**TASK DIRECTIONS:** A word-for-word restatement of every record is required.

**DATA PROVIDED:**
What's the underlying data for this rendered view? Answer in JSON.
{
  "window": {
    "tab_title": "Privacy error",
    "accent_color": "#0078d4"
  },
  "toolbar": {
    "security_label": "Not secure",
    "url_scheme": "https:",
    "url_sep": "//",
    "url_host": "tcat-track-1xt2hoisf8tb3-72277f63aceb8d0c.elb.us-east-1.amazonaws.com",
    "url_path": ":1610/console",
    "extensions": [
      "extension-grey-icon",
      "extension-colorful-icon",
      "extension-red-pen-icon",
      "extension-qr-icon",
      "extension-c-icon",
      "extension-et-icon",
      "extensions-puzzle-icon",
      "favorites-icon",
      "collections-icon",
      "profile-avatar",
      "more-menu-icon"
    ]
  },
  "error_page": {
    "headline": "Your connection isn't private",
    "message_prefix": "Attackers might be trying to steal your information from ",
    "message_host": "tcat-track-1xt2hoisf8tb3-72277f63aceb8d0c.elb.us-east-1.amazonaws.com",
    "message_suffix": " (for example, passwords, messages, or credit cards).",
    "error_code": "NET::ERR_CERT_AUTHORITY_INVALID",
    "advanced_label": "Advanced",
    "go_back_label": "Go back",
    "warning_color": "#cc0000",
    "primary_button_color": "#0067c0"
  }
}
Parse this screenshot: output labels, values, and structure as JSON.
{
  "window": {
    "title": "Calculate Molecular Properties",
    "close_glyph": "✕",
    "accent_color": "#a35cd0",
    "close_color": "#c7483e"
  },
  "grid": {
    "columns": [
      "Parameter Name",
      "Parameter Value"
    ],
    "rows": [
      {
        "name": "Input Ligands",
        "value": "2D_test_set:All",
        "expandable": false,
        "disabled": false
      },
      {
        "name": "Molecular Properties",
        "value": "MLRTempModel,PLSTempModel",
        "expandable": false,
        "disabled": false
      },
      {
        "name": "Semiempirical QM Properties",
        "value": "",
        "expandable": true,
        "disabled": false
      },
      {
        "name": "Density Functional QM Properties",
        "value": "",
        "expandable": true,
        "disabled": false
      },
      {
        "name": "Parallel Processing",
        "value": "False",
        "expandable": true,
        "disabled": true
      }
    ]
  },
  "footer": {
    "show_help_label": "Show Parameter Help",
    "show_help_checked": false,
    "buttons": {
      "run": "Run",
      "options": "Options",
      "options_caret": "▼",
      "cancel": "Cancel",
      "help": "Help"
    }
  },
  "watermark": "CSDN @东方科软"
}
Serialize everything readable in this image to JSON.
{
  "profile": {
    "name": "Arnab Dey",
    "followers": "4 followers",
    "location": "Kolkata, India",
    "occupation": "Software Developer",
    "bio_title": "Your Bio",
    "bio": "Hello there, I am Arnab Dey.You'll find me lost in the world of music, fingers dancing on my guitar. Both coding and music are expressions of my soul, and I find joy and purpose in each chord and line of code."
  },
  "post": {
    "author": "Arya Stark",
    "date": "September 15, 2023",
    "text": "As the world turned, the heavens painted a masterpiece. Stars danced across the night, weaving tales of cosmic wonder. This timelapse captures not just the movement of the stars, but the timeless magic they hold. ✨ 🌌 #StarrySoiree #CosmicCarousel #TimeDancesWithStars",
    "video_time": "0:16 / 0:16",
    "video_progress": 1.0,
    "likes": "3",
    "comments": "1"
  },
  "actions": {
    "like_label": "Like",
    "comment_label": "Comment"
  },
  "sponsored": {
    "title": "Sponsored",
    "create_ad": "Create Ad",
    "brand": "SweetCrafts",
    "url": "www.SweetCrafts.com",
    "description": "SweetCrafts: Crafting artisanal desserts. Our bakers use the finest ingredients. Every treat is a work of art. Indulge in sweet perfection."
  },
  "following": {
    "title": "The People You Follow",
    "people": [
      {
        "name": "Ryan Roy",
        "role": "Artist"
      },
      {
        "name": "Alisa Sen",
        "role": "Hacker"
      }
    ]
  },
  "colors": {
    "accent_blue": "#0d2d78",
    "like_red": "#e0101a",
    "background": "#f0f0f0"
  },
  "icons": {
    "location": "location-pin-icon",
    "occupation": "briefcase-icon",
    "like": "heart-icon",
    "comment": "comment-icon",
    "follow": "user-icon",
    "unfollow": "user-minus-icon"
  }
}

**REPLY TO THE TASK:**
What's the underlying data for this rendered view? Answer in JSON.
{
  "window": {
    "tab_title": "Privacy error",
    "accent_color": "#0078d4"
  },
  "toolbar": {
    "security_label": "Not secure",
    "url_scheme": "https:",
    "url_sep": "//",
    "url_host": "tcat-track-1xt2hoisf8tb3-72277f63aceb8d0c.elb.us-east-1.amazonaws.com",
    "url_path": ":1610/console",
    "extensions": [
      "extension-grey-icon",
      "extension-colorful-icon",
      "extension-red-pen-icon",
      "extension-qr-icon",
      "extension-c-icon",
      "extension-et-icon",
      "extensions-puzzle-icon",
      "favorites-icon",
      "collections-icon",
      "profile-avatar",
      "more-menu-icon"
    ]
  },
  "error_page": {
    "headline": "Your connection isn't private",
    "message_prefix": "Attackers might be trying to steal your information from ",
    "message_host": "tcat-track-1xt2hoisf8tb3-72277f63aceb8d0c.elb.us-east-1.amazonaws.com",
    "message_suffix": " (for example, passwords, messages, or credit cards).",
    "error_code": "NET::ERR_CERT_AUTHORITY_INVALID",
    "advanced_label": "Advanced",
    "go_back_label": "Go back",
    "warning_color": "#cc0000",
    "primary_button_color": "#0067c0"
  }
}
Parse this screenshot: output labels, values, and structure as JSON.
{
  "window": {
    "title": "Calculate Molecular Properties",
    "close_glyph": "✕",
    "accent_color": "#a35cd0",
    "close_color": "#c7483e"
  },
  "grid": {
    "columns": [
      "Parameter Name",
      "Parameter Value"
    ],
    "rows": [
      {
        "name": "Input Ligands",
        "value": "2D_test_set:All",
        "expandable": false,
        "disabled": false
      },
      {
        "name": "Molecular Properties",
        "value": "MLRTempModel,PLSTempModel",
        "expandable": false,
        "disabled": false
      },
      {
        "name": "Semiempirical QM Properties",
        "value": "",
        "expandable": true,
        "disabled": false
      },
      {
        "name": "Density Functional QM Properties",
        "value": "",
        "expandable": true,
        "disabled": false
      },
      {
        "name": "Parallel Processing",
        "value": "False",
        "expandable": true,
        "disabled": true
      }
    ]
  },
  "footer": {
    "show_help_label": "Show Parameter Help",
    "show_help_checked": false,
    "buttons": {
      "run": "Run",
      "options": "Options",
      "options_caret": "▼",
      "cancel": "Cancel",
      "help": "Help"
    }
  },
  "watermark": "CSDN @东方科软"
}
Serialize everything readable in this image to JSON.
{
  "profile": {
    "name": "Arnab Dey",
    "followers": "4 followers",
    "location": "Kolkata, India",
    "occupation": "Software Developer",
    "bio_title": "Your Bio",
    "bio": "Hello there, I am Arnab Dey.You'll find me lost in the world of music, fingers dancing on my guitar. Both coding and music are expressions of my soul, and I find joy and purpose in each chord and line of code."
  },
  "post": {
    "author": "Arya Stark",
    "date": "September 15, 2023",
    "text": "As the world turned, the heavens painted a masterpiece. Stars danced across the night, weaving tales of cosmic wonder. This timelapse captures not just the movement of the stars, but the timeless magic they hold. ✨ 🌌 #StarrySoiree #CosmicCarousel #TimeDancesWithStars",
    "video_time": "0:16 / 0:16",
    "video_progress": 1.0,
    "likes": "3",
    "comments": "1"
  },
  "actions": {
    "like_label": "Like",
    "comment_label": "Comment"
  },
  "sponsored": {
    "title": "Sponsored",
    "create_ad": "Create Ad",
    "brand": "SweetCrafts",
    "url": "www.SweetCrafts.com",
    "description": "SweetCrafts: Crafting artisanal desserts. Our bakers use the finest ingredients. Every treat is a work of art. Indulge in sweet perfection."
  },
  "following": {
    "title": "The People You Follow",
    "people": [
      {
        "name": "Ryan Roy",
        "role": "Artist"
      },
      {
        "name": "Alisa Sen",
        "role": "Hacker"
      }
    ]
  },
  "colors": {
    "accent_blue": "#0d2d78",
    "like_red": "#e0101a",
    "background": "#f0f0f0"
  },
  "icons": {
    "location": "location-pin-icon",
    "occupation": "briefcase-icon",
    "like": "heart-icon",
    "comment": "comment-icon",
    "follow": "user-icon",
    "unfollow": "user-minus-icon"
  }
}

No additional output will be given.